Some of you may have visited our garden in Christchurch Crescent in 2012 as part of the Jubilee Garden Walkabout. This is its story.
When we moved in, our small back garden (roughly 15m wide by 20m long) was full of plum tree suckers and ground elder. We gradually cleared it, created a wavy border on two sides of a more or less rectangular lawn and planted various shrubs, aiming to create the effect of a walled garden. We were new to gardening, there was constant weeding to be done and, as the garden faces NW, many of the shrubs strained to reach out towards the sun. Plants grew at funny, twisted angles and we had to make the borders wider and wider each year to try to accommodate this problem. Thirsty trees in neighbouring gardens and a huge ash tree in the centre of our lawn meant that nothing really thrived, despite our best attempts.
In the summer of 2007 we added a conservatory and larger patio to the back of the house and by the time the work was finished, the garden was a real mess. Enter our friend Lorraine! I had first encountered her when she was hidden in the middle of a large shrub she was pruning for a friend - we had always admired her creativity in that garden. “Are you interested in helping us create a new garden?” I tentatively enquired.....
So, ‘The Project’ begain in Spring 2008. Our chief requirements were for a low-maintenance garden, colour and interest throughout the year, plants to attract birds and insects and different seating areas to make the best use of sun and shade at different times in the day.
The first thing that went was the old ash tree – there really is no place for such a huge tree in a small garden – and immediately plants in that area started to grow more abundantly, delighted that they had more light and moisture. Healthy plants were retained, and some moved to areas where they had a better chance of thriving. Easy-maintenance plants such as buddleias, philadelphus, fuchsias, pieris, heucheras, weigelias and skimmias were planted.
The main design challenge was the fact that the garden has quite a steep downward slope. This was cleverly managed by several subtle changes of level. The patio steps down to a gravel path and lawn. Another drop leads to a further gravel path and a row of wooden sleepers behind a pergola conceals a further step at the bottom of the garden. Breaking up the gravel are several groups of pebbles and large boulders heaped in corners to add visual interest.
The other challenge was to make the relatively small space feel bigger. This was done by creating a circular, central lawn, surrounded by a formal path to emphasize the width of the space (previously obscured by the deep borders).
There are several focal points, particularly the pergola, an old bench and an urn filled with brightly coloured plants depending on the season.
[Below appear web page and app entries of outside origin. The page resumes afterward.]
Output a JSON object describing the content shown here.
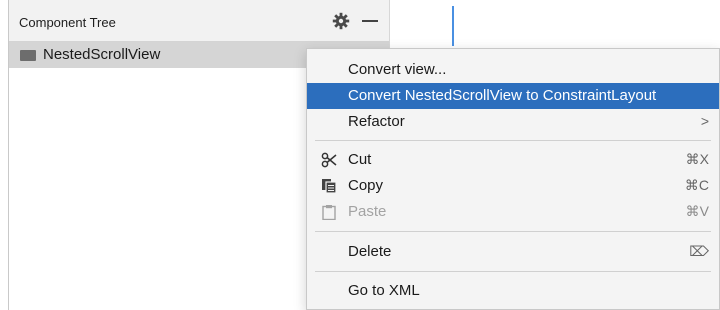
{
  "panel": {
    "title": "Component Tree",
    "tree_item": "NestedScrollView"
  },
  "menu": {
    "convert_view": "Convert view...",
    "convert_nested": "Convert NestedScrollView to ConstraintLayout",
    "refactor": "Refactor",
    "refactor_arrow": ">",
    "cut": "Cut",
    "cut_shortcut": "⌘X",
    "copy": "Copy",
    "copy_shortcut": "⌘C",
    "paste": "Paste",
    "paste_shortcut": "⌘V",
    "delete": "Delete",
    "delete_shortcut": "⌦",
    "go_to_xml": "Go to XML"
  },
  "colors": {
    "selection": "#2c6ebd",
    "accent_line": "#4a90e2"
  },
  "icons": {
    "settings": "gear-icon",
    "collapse": "minus-icon",
    "cut": "scissors-icon",
    "copy": "copy-icon",
    "paste": "clipboard-icon",
    "tree_item": "view-icon"
  }
}
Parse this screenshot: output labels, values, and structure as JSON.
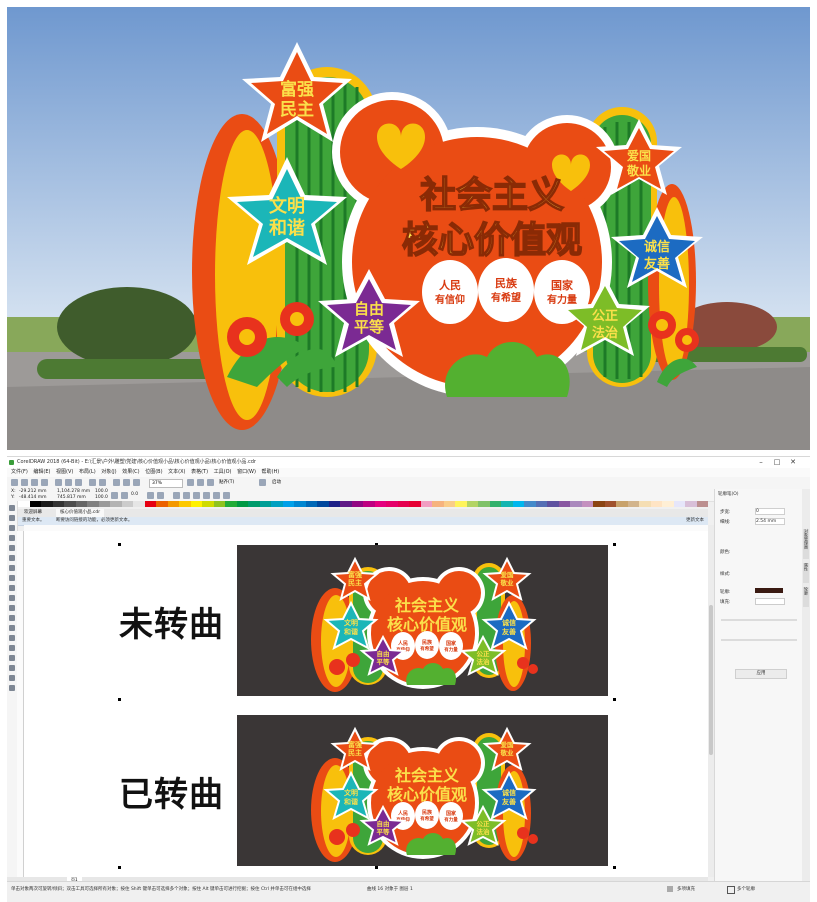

To create an air of contemporary formality, there are nine box balls in Long Tom pots around the circular path.
The garden indeed did appear to double in size once the hard landscaping and planting were completed. Friends and visitors comment on how restful the garden is. Birds and insects seem to like it and Mike and I love it.
The next year we asked Lorraine to design a new front garden, based around the existing walls and paths. Our requirements were similar to those of the back, with the addition of scented shrubs near the house.
Again, there were trees that were far too large: a big blue cedar and a false acacia. This meant that the existing lawn was always parched and the only plants that thrived were vincas and euphorbias. To replace the large trees, a rowan and a silver birch were planted.
As with the back garden, there was a big difference in levels. A feature was made of this – we now have two distinct gardens with steps leading between them. The lower one has a small lawn, rose bushes, lavenders, Japanese anemones and a paved area with a rustic, wooden bench. The upper one echoes the back garden with swathes of gravel, large pebbles and boulders, softened by a horizontal conifer and ornamental grasses. Colour is provided in the spring by dozens of crocus and clumps of narcissi set into the gravel, crocosmia and heuchera in summer and sedums in autumn.
Another pergola was added - again echoing the one in the back garden - with yellow roses, wisteria and honeysuckle. The remaining beds have well-established shrubs with lilac, lavender, choisya, and daphne mezereum planted along the path, which give off wonderful scents as the seasons change.
We are delighted that our front and back gardens now serve as the welcoming ‘outdoor rooms’ that we had always hoped for.
Liz Bissett 2013